But going second certainly worked for Bush in 1988, Gore—momentarily—in 2000 and, especially, Bush in 2004. It's a terrific advantage.

First, a common press corps error of method: You can’t really have “a pretty clear pattern” if you’re discussing a handful of events. We’ve had five elections since 1988. How clear could a “pattern” be?

But the particular error which caught our eye was Klein’s claim that Gore’s post-convention bounce only held “momentarily.” In fact, Gore’s bounce held for more than a month, leading insider Washington to conclude that the race with Bush was over. The Democratic convention ended on August 17, 2000—and the bounce held until September 18, when the first of two important events started bringing the race back to even.

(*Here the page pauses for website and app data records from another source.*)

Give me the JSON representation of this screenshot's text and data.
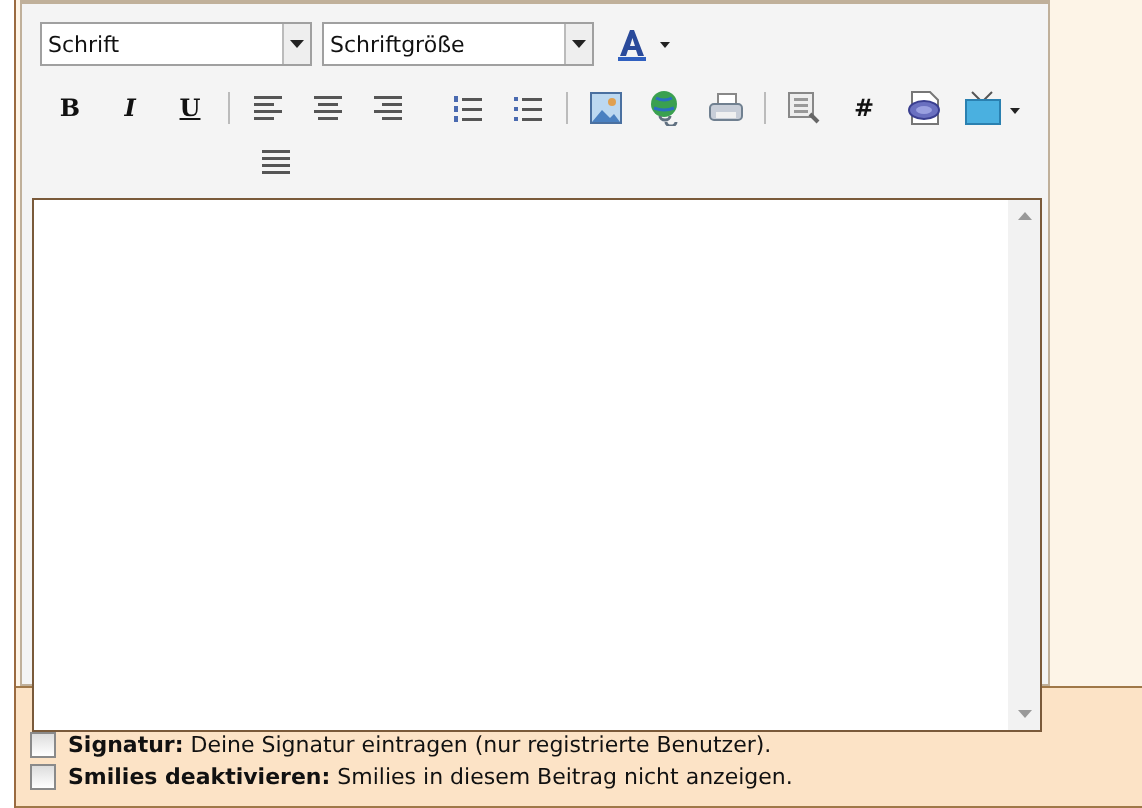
{
  "toolbar": {
    "font_select": {
      "value": "Schrift"
    },
    "size_select": {
      "value": "Schriftgröße"
    },
    "rows": [
      [
        {
          "kind": "font-color"
        }
      ],
      [
        {
          "kind": "bold",
          "label": "B"
        },
        {
          "kind": "italic",
          "label": "I"
        },
        {
          "kind": "underline",
          "label": "U"
        },
        {
          "kind": "separator"
        },
        {
          "kind": "align-left"
        },
        {
          "kind": "align-center"
        },
        {
          "kind": "align-right"
        },
        {
          "kind": "gap"
        },
        {
          "kind": "ordered-list"
        },
        {
          "kind": "bullet-list"
        },
        {
          "kind": "separator"
        },
        {
          "kind": "image"
        },
        {
          "kind": "globe"
        },
        {
          "kind": "printer"
        },
        {
          "kind": "separator"
        },
        {
          "kind": "find"
        },
        {
          "kind": "hash",
          "label": "#"
        },
        {
          "kind": "php"
        },
        {
          "kind": "tv"
        }
      ],
      [
        {
          "kind": "justify"
        }
      ]
    ]
  },
  "options": [
    {
      "label": "Signatur:",
      "text": "Deine Signatur eintragen (nur registrierte Benutzer).",
      "checked": false
    },
    {
      "label": "Smilies deaktivieren:",
      "text": "Smilies in diesem Beitrag nicht anzeigen.",
      "checked": false
    }
  ]
}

Each event involved the press. On September 18, the Boston Globe’s Walter Robinson sprang the “Gore lied about the doggy pills” story. On September 20, Walter Shapiro (USA Today) sprang the “Gore lied about the union lullaby” story. Each of these claims was absurd, inane; Gore’s remark about the union song was an obvious joke, for example. But these two events were widely pimped, and they rekindled the powerful “Gore Liar" narrative—a narrative the press corps spent two years inventing. All over Washington, insiders had said the election was over. But now, this pair of ginned-up tales brought Gore back to earth.

Why did Gore’s coverage change that week? Why did the press corps start re-trashing Gore? Later that week, Brian Williams asked—and Howard Fineman answered. Truly, an astounding statement:

FINEMAN (9/21/00): I don’t think the media was going to allow, just by its nature, the next seven weeks, the last seven or eight weeks of the campaign, to be all about Al Gore’s relentless, triumphant march to the presidency. We want a race, I suppose. If we have a bias of any kind, it’s that we like to see a contest and we like to see it down to the end if we can.

Fineman can’t speak for the press corps, of course, although he’s a major insider. But that’s an assertion of stunning misconduct. And by the way: That’s the innocent explanation for what happened. Most likely, here’s a more accurate statement: The media didn’t want Gore to win.

These facts have been forgotten, of course. In this way, Klein’s erroneous performance is very typical. Big mainstream journalists never discuss the way their cohort intervenes in elections. In that case, Gore’s bounce actually lasted more than a month—and it ended when the press intervened. Fineman said they acted that way to make the race get close.

Final question: Have you ever heard a Democrat or career liberal complain about what the press corps did? Have you ever heard a Dem or lib tell voters about what Fineman said? (A very few have.) History gets washed away—and after that, history happens again. Bogus claims are spreading about Obama? Good lord! What a f*cking surprise!